). Potential selective advantages may have resulted in the emergence of these resistant isolates over time to detectable levels despite the absence of selective drug pressure.
The persistence of DR variants provides a prolonged “window of opportunity” for secondary transmission of DR variants at a time when plasma viral load measures are routinely very high. Two subjects (study subject 01-0559 and a nonstudy subject) both acquired 103N as a secondary transmission from an untreated source subject (01-0512) 4 to 5 months after his EDI at a time when his viral load ranged from 5.5 to 6.3 log10
copies/ml. The same source subject, 3.2 years after his EDI and with a plasma viral load that remains stable at 5.0 log10
copies/ml, recently transmitted the same DR variant to yet another index subject. Of additional concern, the lower rates of viral turnover in the male genital tract result in even slower decay of HIV drug resistance in semen than in plasma (40
). The relative stability of drug resistance mutations within both source and recipient partners suggests that it is unlikely that we missed many replacement of resistance mutations by WT in the brief time between infection and study entry.
The persistence of transmitted drug resistance for years, prevalence estimates of transmitted drug resistance in newly infected individuals, and estimates of drug resistance among treatment-naive individuals with established infection all support the implementation of routine screening for primary drug resistance in all newly HIV-diagnosed, treatment-naive individuals. Primary resistance testing is estimated to be cost-effective in areas where the prevalence of resistance is greater than 4 to 5% (35
). The greater sensitivity of pol
genotype testing compared to phenotype testing in detecting drug resistance, coupled with its reduced cost, suggests that sequence-based resistance testing should be the resistance test of choice for newly diagnosed patients (38
). The health care implications of missing transmitted drug resistance are potentially significant. There are the costs of early treatment failures, the potential selection of additional DR variants in the setting of suboptimal treatment due to unrecognized resistance, and secondary transmissions that may continue for years.
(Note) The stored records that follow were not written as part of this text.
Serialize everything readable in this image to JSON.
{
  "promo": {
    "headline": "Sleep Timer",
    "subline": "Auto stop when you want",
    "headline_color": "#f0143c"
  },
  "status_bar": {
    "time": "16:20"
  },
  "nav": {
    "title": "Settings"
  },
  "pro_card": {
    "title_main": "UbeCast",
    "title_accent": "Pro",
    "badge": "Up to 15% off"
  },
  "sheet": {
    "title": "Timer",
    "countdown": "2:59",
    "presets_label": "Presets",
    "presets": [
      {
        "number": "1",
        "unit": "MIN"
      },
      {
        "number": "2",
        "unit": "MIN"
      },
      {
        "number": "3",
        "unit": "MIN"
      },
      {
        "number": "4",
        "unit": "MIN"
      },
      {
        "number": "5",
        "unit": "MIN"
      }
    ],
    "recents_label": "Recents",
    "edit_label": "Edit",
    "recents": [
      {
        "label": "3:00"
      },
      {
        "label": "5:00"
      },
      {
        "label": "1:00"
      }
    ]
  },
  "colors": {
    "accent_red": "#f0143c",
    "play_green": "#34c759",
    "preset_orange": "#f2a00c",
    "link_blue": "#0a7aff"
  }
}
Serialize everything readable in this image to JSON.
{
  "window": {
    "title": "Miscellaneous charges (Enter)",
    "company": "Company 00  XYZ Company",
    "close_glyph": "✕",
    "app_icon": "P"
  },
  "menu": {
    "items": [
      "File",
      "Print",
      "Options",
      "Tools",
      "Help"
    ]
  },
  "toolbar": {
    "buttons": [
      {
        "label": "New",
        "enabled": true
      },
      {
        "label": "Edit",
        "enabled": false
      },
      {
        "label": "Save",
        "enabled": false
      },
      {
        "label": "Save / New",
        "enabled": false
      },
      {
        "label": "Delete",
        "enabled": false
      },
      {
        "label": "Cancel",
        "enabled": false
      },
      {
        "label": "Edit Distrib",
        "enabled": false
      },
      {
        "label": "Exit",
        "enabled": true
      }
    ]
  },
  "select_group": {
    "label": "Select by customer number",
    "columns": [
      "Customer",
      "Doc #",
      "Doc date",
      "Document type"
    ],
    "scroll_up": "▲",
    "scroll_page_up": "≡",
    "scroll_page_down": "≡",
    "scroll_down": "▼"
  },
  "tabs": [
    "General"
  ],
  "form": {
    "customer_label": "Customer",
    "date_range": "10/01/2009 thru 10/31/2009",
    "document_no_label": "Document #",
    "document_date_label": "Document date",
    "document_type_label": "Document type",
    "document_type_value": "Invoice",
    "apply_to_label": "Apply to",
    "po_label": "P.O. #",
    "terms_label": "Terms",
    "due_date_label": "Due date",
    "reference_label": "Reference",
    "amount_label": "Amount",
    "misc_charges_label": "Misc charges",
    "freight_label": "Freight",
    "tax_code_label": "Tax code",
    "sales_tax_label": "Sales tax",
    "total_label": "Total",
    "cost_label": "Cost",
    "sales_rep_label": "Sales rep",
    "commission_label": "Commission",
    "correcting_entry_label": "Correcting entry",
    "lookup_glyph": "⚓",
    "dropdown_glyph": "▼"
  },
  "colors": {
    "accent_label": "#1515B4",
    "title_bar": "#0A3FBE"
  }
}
The relatively rapid emergence of drug resistance in the setting of treatment in a previously treatment-naive patient (infected for more than 5 to 7 years) should prompt the question as to whether initial infection with a DR variant may have been missed (Fig. ). Despite the apparent fitness “cost” of acquired drug resistance mutations in many treated patients, sexual transmission of HIV appears to select for the most fit DR variants when resistance is transmitted such that persistence of a highly replication-competent, DR variant is ensured for years in the new host. If proper records are maintained, a single genotype done for patients initiating care may alter the course of antiretroviral therapy initiated years later.
FIG. 7. Schematic illustration of the first decade (approximately) of HIV infection following infection with a resistant strain of virus. Patients initially infected with a DR variant will typically demonstrate a transient high-titer viremia, followed by a spontaneous (more ...)